→ **PROBLEM REQUIREMENTS**
Copy out each line of the material in which the word "Production" appears.

######

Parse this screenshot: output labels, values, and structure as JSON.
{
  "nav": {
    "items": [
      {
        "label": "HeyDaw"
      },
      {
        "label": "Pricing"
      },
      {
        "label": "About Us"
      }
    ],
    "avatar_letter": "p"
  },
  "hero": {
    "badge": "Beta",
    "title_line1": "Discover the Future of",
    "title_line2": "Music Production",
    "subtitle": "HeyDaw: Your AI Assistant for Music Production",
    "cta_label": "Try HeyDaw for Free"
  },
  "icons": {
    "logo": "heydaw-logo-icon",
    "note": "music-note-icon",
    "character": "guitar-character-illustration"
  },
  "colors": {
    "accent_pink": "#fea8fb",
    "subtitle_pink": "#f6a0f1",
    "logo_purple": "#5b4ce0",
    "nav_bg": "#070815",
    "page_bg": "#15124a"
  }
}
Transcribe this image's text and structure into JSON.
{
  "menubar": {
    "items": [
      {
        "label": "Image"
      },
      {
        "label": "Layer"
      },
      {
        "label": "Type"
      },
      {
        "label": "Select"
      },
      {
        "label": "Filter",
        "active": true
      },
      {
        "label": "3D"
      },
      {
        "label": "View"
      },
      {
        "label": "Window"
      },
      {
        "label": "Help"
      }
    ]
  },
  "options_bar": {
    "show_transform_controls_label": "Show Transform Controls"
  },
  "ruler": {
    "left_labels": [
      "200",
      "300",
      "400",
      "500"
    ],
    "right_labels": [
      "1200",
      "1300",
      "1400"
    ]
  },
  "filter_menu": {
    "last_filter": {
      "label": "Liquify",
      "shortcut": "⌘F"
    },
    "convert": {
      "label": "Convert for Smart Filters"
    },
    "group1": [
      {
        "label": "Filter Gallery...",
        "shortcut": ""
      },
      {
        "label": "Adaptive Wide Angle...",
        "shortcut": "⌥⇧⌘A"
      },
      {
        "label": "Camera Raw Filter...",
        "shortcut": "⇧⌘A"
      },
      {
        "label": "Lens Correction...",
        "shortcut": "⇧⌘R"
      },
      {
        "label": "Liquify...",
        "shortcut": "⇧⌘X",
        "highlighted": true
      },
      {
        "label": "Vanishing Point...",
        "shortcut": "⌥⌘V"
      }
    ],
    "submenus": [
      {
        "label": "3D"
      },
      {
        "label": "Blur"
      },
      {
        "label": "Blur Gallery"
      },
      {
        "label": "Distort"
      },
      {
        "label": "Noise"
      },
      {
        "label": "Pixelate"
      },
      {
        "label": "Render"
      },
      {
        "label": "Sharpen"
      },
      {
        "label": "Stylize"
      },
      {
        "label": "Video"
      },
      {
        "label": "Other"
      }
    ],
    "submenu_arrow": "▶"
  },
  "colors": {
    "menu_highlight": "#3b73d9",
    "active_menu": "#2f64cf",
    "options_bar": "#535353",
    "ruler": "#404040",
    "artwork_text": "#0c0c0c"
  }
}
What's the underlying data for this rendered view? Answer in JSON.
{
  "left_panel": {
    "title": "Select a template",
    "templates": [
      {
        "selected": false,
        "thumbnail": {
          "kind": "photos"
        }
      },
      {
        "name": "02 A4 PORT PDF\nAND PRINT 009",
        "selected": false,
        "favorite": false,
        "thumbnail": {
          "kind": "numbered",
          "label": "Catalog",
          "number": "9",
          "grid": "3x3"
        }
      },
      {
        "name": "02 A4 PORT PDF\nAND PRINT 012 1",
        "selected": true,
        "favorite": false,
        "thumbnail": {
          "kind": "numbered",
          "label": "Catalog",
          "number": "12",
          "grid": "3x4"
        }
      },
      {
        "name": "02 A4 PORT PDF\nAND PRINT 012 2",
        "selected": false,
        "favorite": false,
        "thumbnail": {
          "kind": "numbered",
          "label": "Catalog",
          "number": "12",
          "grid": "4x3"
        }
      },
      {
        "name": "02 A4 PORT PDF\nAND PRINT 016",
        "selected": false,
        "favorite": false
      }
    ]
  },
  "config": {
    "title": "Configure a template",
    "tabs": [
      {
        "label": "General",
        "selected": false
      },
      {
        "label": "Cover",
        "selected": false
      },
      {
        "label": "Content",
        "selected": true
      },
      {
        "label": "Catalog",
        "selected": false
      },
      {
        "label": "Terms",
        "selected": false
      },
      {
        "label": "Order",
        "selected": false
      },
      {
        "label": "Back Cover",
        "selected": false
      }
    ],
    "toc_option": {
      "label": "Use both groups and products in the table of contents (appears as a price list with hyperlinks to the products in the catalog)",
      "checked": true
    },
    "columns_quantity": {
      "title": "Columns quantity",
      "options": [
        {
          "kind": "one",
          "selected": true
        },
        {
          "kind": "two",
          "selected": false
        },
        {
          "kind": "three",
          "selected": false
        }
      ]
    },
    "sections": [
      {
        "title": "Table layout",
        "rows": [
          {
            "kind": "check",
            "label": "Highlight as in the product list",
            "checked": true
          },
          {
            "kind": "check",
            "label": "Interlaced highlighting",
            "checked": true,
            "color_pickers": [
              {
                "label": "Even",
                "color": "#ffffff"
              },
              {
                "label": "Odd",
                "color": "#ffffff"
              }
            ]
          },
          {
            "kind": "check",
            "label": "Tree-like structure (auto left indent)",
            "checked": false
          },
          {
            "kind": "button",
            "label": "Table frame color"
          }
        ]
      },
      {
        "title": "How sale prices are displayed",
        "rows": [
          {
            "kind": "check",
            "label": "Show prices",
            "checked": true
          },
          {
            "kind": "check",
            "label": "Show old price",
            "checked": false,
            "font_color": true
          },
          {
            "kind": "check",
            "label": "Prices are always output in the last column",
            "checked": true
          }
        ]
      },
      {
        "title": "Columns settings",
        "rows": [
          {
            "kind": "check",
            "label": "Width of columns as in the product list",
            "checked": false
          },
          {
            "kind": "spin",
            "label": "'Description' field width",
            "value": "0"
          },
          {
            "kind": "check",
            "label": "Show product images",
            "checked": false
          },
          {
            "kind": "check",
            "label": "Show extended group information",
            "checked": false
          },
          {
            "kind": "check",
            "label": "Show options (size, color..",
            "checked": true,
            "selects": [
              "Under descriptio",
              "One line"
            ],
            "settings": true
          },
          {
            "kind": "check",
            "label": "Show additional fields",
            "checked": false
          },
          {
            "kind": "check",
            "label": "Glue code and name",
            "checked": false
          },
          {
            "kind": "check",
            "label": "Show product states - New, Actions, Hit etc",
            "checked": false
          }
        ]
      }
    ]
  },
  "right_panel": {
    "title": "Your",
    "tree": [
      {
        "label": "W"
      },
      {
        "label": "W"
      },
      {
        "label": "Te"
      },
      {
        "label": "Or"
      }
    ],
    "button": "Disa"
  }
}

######

→ **FINISHED EXERCISE**
    "title_line2": "Music Production",
    "subtitle": "HeyDaw: Your AI Assistant for Music Production",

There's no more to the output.